#### Task brief:
A word-for-word repeat of all the data is the goal.

Items from an interface collection
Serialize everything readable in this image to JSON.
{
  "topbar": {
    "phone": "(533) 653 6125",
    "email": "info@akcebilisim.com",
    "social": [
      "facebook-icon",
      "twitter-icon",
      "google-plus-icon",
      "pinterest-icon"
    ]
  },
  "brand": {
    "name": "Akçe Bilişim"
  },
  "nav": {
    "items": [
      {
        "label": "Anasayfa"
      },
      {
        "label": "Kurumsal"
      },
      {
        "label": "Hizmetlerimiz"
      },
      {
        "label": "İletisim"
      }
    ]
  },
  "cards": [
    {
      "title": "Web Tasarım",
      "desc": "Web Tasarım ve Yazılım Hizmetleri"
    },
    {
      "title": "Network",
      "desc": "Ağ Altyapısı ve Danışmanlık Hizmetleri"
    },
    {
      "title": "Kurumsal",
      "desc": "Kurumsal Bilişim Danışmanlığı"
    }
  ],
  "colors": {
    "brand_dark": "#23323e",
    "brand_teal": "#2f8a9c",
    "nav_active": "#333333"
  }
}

#### Output:
Serialize everything readable in this image to JSON.
{
  "topbar": {
    "phone": "(533) 653 6125",
    "email": "info@akcebilisim.com",
    "social": [
      "facebook-icon",
      "twitter-icon",
      "google-plus-icon",
      "pinterest-icon"
    ]
  },
  "brand": {
    "name": "Akçe Bilişim"
  },
  "nav": {
    "items": [
      {
        "label": "Anasayfa"
      },
      {
        "label": "Kurumsal"
      },
      {
        "label": "Hizmetlerimiz"
      },
      {
        "label": "İletisim"
      }
    ]
  },
  "cards": [
    {
      "title": "Web Tasarım",
      "desc": "Web Tasarım ve Yazılım Hizmetleri"
    },
    {
      "title": "Network",
      "desc": "Ağ Altyapısı ve Danışmanlık Hizmetleri"
    },
    {
      "title": "Kurumsal",
      "desc": "Kurumsal Bilişim Danışmanlığı"
    }
  ],
  "colors": {
    "brand_dark": "#23323e",
    "brand_teal": "#2f8a9c",
    "nav_active": "#333333"
  }
}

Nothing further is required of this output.